Tasked with investigating a young woman who has forgotten her identity, a man uncovers connections to a secret society.
“Tycoon’s son in brawl,” reads the caption accompanying a photo of Jack Simonetti’s latest escapade. Young, handsome, idle and dependent on his father Leon’s wealth, Jack has no recourse when ordered from New York to London to help out Leon’s old friend Daniel Barone, whose ward, Jenilee, disappeared and lost her memory. Found after more than two years (and now calling herself Eloise Blake), she wants nothing to do with her well-appointed old life; instead, she prefers the dangerous game of living by her wits and practicing “free running,” or parcours. Also a parcoursist, Jack is enjoined by Barone to win Eloise’s trust and convince her to return home. Eloise is suspicious: She’s tormented by hallucinations, half-memories and obsessively remembered numbers, but after Jack saves her life, she accepts his aid. As the two investigate, they uncover links to a secret scientific/mystical society, the Order of Mnemosyne, whose members included Daniel, Leon and Eloise’s mother. The Order ran hubristic experiments that seem connected to Eloise’s current memory problems—but someone wants these memories to remain forgotten, putting her in danger. South African novelist Mostert (Season of the Witch, 2013, etc.) brings together fascinating strands of biology, psychology and mysticism, with astute observations on memory, the past, identity and love. The well-described parcours scenes nicely capture the sport’s dynamic flow—a perfect fit for Eloise’s live-in-the-moment ethos: “Never slow down. If a movement doesn’t work out, don’t agonise over the recovery; just move your body forward. Movement is life. That was what parkour was all about.” Jack’s development from self-centered rich kid to self-sacrificing lover is believably handled, paralleling his growing respect for Eloise’s right and ability to make her own decisions.
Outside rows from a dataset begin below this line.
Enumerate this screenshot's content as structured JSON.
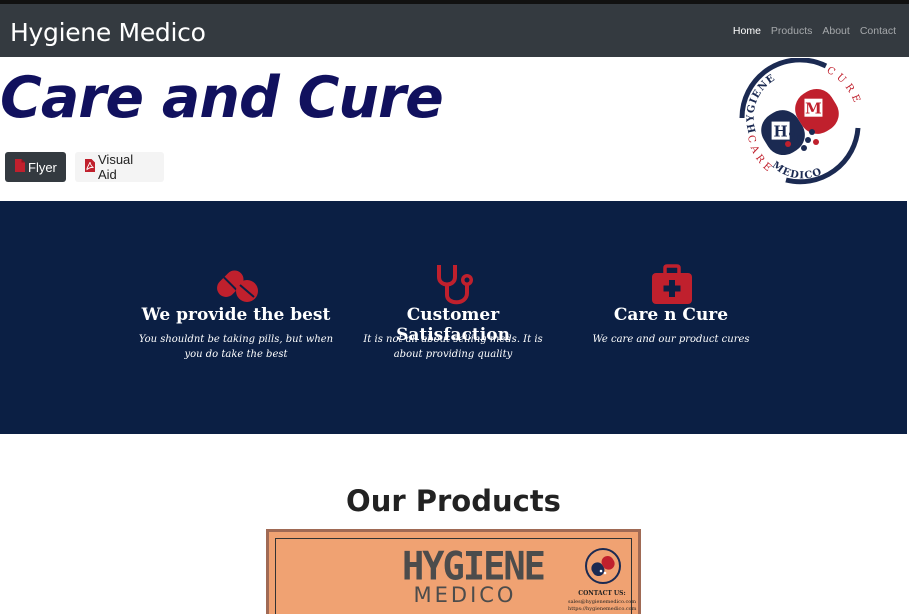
{
  "header": {
    "brand": "Hygiene Medico",
    "nav": [
      {
        "label": "Home",
        "active": true
      },
      {
        "label": "Products",
        "active": false
      },
      {
        "label": "About",
        "active": false
      },
      {
        "label": "Contact",
        "active": false
      }
    ]
  },
  "hero": {
    "title": "Care and Cure",
    "buttons": [
      {
        "label": "Flyer",
        "icon": "file-pdf-icon"
      },
      {
        "label": "Visual Aid",
        "icon": "file-pdf-icon"
      }
    ],
    "logo": {
      "initials": [
        "H",
        "M"
      ],
      "arc_text_left": "HYGIENE",
      "arc_text_bottom": "MEDICO",
      "side_text_1": "CARE",
      "side_text_2": "CURE"
    }
  },
  "features": [
    {
      "icon": "pills-icon",
      "title": "We provide the best",
      "text": "You shouldnt be taking pills, but when you do take the best"
    },
    {
      "icon": "stethoscope-icon",
      "title": "Customer Satisfaction",
      "text": "It is not all about selling meds. It is about providing quality"
    },
    {
      "icon": "medkit-icon",
      "title": "Care n Cure",
      "text": "We care and our product cures"
    }
  ],
  "products": {
    "title": "Our Products",
    "card": {
      "brand": "HYGIENE",
      "sub": "MEDICO",
      "contact_title": "CONTACT US:",
      "contact_email": "sales@hygienemedico.com",
      "contact_web": "https://hygienemedico.com"
    }
  },
  "colors": {
    "navbar": "#343a40",
    "hero_title": "#11115e",
    "features_bg": "#0b1f44",
    "icon_red": "#c0202d",
    "product_card": "#f0a272"
  }
}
Mostert skillfully ups the ante with suspenseful episodes of danger leading to a climactic rooftop scene.
A brainy, fast-moving thriller about memory and identity.